What is required:
Copy each line below that includes "JSON".

[Entries supplied]

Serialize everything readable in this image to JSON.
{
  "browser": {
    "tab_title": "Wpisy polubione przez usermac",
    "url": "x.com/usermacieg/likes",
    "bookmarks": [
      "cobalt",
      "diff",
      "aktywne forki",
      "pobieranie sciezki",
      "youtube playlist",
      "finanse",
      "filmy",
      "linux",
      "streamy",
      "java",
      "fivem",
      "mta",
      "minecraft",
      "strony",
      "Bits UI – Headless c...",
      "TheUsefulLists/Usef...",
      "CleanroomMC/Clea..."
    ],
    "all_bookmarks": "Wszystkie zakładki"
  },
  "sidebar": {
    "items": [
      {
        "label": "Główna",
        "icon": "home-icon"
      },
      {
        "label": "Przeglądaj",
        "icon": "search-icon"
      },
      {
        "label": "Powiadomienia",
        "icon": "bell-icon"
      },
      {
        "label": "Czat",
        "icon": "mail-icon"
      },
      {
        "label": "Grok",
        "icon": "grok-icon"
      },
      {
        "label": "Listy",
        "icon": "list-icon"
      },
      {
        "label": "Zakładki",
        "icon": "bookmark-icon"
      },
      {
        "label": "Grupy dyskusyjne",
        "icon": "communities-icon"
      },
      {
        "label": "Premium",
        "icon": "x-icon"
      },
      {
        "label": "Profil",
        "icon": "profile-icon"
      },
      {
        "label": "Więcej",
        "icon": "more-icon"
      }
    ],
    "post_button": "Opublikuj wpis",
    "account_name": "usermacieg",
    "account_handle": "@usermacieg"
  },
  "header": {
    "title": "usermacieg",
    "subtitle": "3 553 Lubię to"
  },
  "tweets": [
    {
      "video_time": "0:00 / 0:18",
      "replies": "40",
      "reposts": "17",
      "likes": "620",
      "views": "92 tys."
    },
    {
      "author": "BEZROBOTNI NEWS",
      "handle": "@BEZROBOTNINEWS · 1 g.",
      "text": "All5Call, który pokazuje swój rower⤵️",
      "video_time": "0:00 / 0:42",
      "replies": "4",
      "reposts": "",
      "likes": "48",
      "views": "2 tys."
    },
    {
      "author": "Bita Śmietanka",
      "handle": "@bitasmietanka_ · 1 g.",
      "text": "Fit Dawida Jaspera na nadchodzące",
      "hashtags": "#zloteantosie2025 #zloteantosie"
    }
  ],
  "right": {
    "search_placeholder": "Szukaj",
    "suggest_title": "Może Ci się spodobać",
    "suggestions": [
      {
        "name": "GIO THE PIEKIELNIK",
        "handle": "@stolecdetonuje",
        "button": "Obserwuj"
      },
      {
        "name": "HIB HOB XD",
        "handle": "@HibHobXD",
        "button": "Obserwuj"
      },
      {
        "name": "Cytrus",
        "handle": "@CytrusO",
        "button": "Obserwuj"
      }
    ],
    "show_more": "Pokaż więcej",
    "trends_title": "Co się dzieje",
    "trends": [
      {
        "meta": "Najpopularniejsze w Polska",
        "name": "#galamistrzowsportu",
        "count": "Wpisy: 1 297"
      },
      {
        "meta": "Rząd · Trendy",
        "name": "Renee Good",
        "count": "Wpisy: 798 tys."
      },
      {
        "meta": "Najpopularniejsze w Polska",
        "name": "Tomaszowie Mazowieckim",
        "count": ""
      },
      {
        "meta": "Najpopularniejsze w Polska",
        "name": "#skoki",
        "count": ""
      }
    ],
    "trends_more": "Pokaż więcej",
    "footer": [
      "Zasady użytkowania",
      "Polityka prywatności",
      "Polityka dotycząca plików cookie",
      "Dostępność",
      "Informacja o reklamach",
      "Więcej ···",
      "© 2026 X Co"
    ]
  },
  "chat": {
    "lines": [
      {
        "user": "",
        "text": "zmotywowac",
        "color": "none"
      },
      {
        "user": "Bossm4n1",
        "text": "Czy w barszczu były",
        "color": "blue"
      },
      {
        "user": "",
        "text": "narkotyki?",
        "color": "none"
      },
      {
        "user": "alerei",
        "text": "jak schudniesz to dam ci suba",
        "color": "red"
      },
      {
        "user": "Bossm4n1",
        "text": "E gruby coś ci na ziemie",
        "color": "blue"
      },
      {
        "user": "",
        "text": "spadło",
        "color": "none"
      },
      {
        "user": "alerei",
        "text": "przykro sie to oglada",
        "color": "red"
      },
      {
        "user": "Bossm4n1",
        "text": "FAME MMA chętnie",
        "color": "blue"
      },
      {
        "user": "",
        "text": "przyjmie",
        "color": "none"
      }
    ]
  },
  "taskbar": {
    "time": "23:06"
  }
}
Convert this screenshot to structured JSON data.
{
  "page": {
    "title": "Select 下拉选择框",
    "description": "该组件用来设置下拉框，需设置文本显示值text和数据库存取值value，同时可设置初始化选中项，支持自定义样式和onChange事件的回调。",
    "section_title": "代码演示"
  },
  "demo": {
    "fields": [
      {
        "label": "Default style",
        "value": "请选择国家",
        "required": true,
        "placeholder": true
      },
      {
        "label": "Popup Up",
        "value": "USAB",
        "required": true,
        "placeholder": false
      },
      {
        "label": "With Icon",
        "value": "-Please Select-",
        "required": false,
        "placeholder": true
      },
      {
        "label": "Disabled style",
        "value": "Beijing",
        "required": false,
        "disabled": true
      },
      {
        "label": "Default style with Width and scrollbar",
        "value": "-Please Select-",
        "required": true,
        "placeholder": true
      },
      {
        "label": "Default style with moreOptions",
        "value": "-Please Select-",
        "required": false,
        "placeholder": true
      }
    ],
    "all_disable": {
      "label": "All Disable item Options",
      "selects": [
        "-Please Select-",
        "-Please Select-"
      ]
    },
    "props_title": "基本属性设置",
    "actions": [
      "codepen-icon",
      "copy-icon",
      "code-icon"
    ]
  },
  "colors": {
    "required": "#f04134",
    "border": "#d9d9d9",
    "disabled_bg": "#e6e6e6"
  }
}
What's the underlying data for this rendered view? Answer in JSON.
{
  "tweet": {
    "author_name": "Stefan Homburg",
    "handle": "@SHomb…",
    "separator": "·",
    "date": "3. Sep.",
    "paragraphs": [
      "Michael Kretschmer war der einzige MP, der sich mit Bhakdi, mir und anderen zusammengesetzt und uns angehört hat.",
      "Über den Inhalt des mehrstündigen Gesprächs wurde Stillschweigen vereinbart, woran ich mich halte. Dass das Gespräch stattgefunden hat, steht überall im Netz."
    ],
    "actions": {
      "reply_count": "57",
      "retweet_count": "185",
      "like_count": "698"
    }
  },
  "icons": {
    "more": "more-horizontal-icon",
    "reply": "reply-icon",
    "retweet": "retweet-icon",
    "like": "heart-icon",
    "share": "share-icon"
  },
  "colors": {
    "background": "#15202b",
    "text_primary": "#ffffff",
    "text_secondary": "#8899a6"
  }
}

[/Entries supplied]
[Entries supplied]

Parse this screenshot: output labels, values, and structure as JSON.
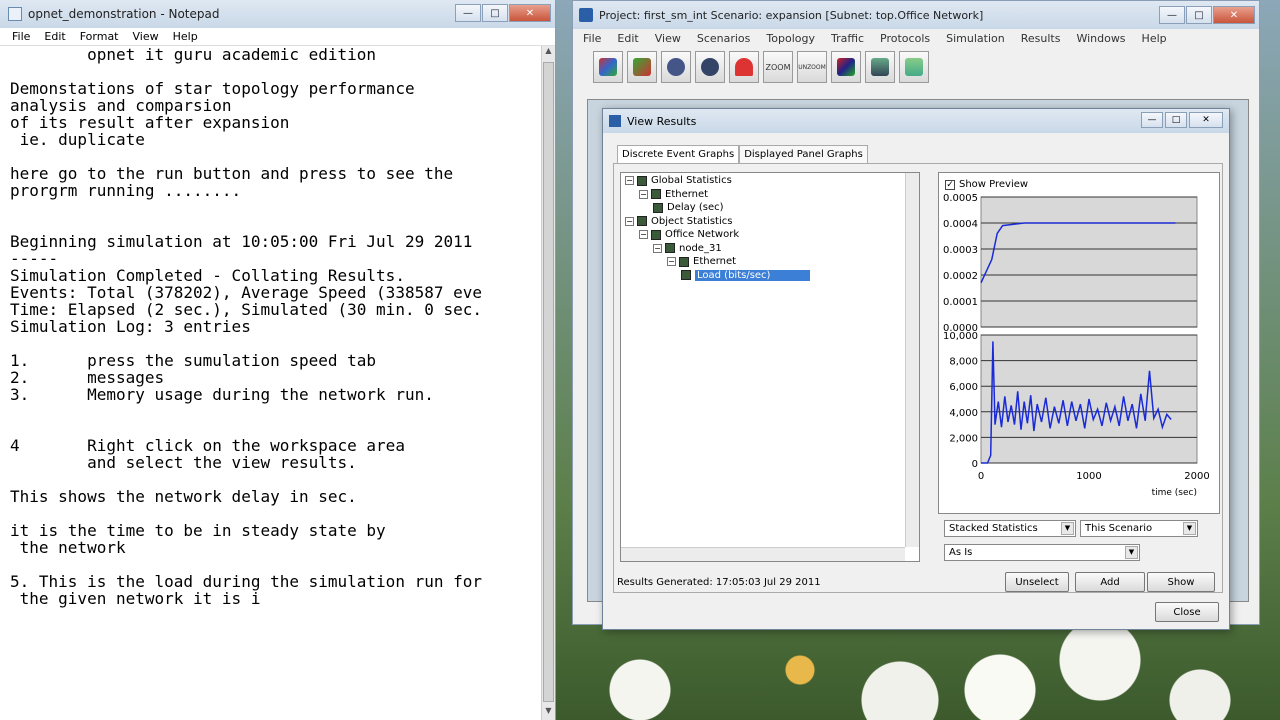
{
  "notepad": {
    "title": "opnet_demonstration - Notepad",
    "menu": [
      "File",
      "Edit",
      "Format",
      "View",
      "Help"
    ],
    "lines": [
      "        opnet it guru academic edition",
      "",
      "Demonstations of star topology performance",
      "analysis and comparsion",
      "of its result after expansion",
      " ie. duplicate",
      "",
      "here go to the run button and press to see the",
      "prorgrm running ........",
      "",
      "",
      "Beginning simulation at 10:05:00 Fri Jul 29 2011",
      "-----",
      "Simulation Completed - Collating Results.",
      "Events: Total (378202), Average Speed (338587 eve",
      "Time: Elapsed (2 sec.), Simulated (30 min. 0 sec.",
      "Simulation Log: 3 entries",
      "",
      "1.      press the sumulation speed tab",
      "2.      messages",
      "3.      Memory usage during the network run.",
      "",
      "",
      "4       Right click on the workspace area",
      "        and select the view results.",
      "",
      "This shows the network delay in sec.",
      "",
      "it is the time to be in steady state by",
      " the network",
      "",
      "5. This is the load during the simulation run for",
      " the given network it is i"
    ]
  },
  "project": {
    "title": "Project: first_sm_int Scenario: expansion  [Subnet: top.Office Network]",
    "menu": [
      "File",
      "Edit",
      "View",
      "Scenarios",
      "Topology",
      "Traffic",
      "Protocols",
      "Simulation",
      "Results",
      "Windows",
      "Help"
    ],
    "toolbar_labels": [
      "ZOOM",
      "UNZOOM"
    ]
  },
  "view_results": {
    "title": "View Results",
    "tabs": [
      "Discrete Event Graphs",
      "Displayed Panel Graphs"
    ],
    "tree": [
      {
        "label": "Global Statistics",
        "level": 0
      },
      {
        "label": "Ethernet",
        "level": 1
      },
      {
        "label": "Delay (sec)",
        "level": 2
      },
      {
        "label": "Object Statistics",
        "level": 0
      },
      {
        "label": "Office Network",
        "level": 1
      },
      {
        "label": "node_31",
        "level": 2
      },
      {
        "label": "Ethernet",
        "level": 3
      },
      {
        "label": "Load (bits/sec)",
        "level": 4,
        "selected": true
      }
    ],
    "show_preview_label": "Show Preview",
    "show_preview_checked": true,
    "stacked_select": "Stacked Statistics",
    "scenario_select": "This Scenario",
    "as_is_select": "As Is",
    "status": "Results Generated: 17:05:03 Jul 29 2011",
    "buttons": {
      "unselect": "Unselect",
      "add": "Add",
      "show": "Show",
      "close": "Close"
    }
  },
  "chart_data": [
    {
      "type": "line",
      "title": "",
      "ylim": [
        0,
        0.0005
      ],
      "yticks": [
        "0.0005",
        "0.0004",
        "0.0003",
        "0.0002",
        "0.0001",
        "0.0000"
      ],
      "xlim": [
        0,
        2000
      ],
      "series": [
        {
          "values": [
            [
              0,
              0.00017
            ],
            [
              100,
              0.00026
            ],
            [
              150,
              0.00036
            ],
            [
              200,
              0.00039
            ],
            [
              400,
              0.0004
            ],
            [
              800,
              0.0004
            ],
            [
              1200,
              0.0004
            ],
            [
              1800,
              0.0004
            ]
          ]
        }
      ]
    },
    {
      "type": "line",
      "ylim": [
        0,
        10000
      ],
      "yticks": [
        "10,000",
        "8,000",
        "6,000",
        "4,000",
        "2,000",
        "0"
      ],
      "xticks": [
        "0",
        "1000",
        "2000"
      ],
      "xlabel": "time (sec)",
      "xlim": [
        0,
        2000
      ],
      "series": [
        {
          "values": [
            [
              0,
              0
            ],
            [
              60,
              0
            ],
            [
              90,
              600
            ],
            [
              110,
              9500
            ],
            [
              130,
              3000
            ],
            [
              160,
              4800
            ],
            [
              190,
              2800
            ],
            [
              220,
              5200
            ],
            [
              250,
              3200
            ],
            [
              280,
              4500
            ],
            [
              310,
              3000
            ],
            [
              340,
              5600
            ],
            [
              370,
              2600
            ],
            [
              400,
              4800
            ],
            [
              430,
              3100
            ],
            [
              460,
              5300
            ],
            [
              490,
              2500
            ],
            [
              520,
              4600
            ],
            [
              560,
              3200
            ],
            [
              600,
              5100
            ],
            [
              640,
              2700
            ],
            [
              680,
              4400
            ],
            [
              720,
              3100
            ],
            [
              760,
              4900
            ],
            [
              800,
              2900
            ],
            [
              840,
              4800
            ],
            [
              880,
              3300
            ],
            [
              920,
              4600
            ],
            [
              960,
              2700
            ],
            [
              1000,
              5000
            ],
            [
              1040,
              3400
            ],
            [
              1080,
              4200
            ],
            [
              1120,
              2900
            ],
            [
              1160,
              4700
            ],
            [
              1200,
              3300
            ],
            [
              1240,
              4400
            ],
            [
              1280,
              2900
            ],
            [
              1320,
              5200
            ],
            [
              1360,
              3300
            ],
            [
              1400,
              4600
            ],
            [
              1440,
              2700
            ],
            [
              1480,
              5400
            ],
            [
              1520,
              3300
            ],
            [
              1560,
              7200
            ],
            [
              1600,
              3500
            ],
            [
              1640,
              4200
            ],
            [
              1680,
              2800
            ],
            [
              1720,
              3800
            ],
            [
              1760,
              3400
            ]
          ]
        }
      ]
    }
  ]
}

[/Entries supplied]

Task output:
Serialize everything readable in this image to JSON.
Convert this screenshot to structured JSON data.
What's the underlying data for this rendered view? Answer in JSON.
Parse this screenshot: output labels, values, and structure as JSON.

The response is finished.